**Work request**
Every record needs to come back as written, except for the pictures.

**Source information**
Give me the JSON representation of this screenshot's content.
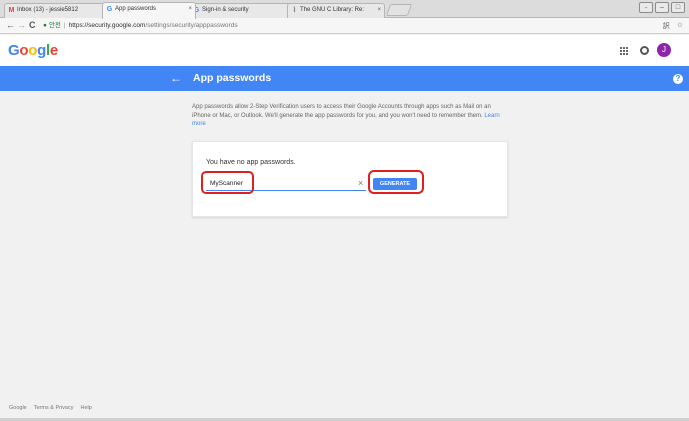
{
  "browser": {
    "tabs": [
      {
        "favicon": "M",
        "favicon_color": "#db4437",
        "title": "Inbox (13) - jessie5812",
        "active": false
      },
      {
        "favicon": "G",
        "favicon_color": "#4285f4",
        "title": "App passwords",
        "active": true
      },
      {
        "favicon": "G",
        "favicon_color": "#4285f4",
        "title": "Sign-in & security",
        "active": false
      },
      {
        "favicon": "⌇",
        "favicon_color": "#777777",
        "title": "The GNU C Library: Re:",
        "active": false
      }
    ],
    "tab_close": "×",
    "window_controls": [
      "˗",
      "–",
      "□"
    ],
    "nav": {
      "back": "←",
      "forward": "→",
      "reload": "C"
    },
    "address": {
      "secure_text": "안전",
      "url_host": "https://security.google.com",
      "url_path": "/settings/security/apppasswords"
    },
    "toolbar_icons": [
      "translate-icon",
      "star-icon"
    ],
    "toolbar_glyphs": {
      "translate": "訳",
      "star": "☆"
    }
  },
  "header": {
    "logo": "Google",
    "logo_colors": [
      "#4285f4",
      "#ea4335",
      "#fbbc05",
      "#4285f4",
      "#34a853",
      "#ea4335"
    ],
    "avatar_letter": "J",
    "avatar_color": "#8e24aa"
  },
  "titlebar": {
    "title": "App passwords",
    "back_glyph": "←",
    "help_glyph": "?",
    "color": "#4285f4"
  },
  "main": {
    "description": "App passwords allow 2-Step Verification users to access their Google Accounts through apps such as Mail on an iPhone or Mac, or Outlook. We'll generate the app passwords for you, and you won't need to remember them.",
    "learn_more": "Learn more",
    "card": {
      "empty_message": "You have no app passwords.",
      "input_value": "MyScanner",
      "clear_glyph": "×",
      "generate_label": "GENERATE"
    },
    "highlight_color": "#e0201f"
  },
  "footer": {
    "links": [
      "Google",
      "Terms & Privacy",
      "Help"
    ]
  }
}
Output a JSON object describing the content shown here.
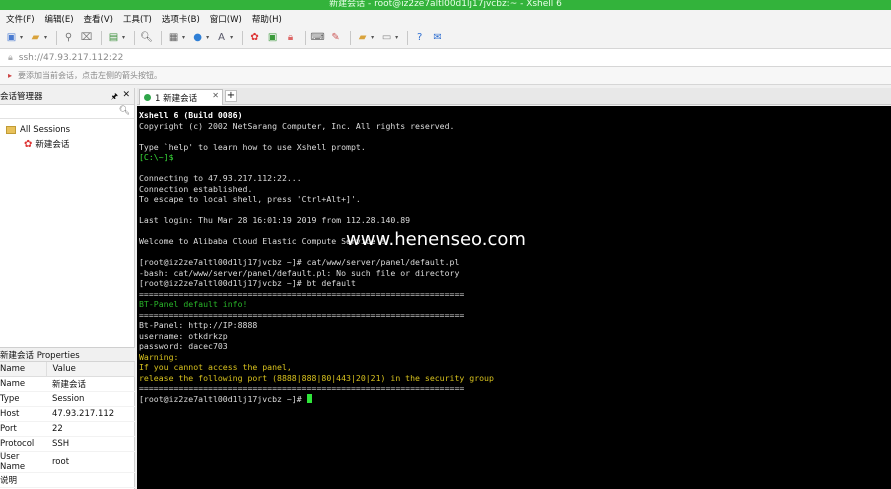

**The completed task**
Give me the JSON representation of this screenshot's content.
{
  "browser": {
    "tabs": [
      {
        "favicon": "M",
        "favicon_color": "#db4437",
        "title": "Inbox (13) - jessie5812",
        "active": false
      },
      {
        "favicon": "G",
        "favicon_color": "#4285f4",
        "title": "App passwords",
        "active": true
      },
      {
        "favicon": "G",
        "favicon_color": "#4285f4",
        "title": "Sign-in & security",
        "active": false
      },
      {
        "favicon": "⌇",
        "favicon_color": "#777777",
        "title": "The GNU C Library: Re:",
        "active": false
      }
    ],
    "tab_close": "×",
    "window_controls": [
      "˗",
      "–",
      "□"
    ],
    "nav": {
      "back": "←",
      "forward": "→",
      "reload": "C"
    },
    "address": {
      "secure_text": "안전",
      "url_host": "https://security.google.com",
      "url_path": "/settings/security/apppasswords"
    },
    "toolbar_icons": [
      "translate-icon",
      "star-icon"
    ],
    "toolbar_glyphs": {
      "translate": "訳",
      "star": "☆"
    }
  },
  "header": {
    "logo": "Google",
    "logo_colors": [
      "#4285f4",
      "#ea4335",
      "#fbbc05",
      "#4285f4",
      "#34a853",
      "#ea4335"
    ],
    "avatar_letter": "J",
    "avatar_color": "#8e24aa"
  },
  "titlebar": {
    "title": "App passwords",
    "back_glyph": "←",
    "help_glyph": "?",
    "color": "#4285f4"
  },
  "main": {
    "description": "App passwords allow 2-Step Verification users to access their Google Accounts through apps such as Mail on an iPhone or Mac, or Outlook. We'll generate the app passwords for you, and you won't need to remember them.",
    "learn_more": "Learn more",
    "card": {
      "empty_message": "You have no app passwords.",
      "input_value": "MyScanner",
      "clear_glyph": "×",
      "generate_label": "GENERATE"
    },
    "highlight_color": "#e0201f"
  },
  "footer": {
    "links": [
      "Google",
      "Terms & Privacy",
      "Help"
    ]
  }
}
Output a JSON object describing the content shown here.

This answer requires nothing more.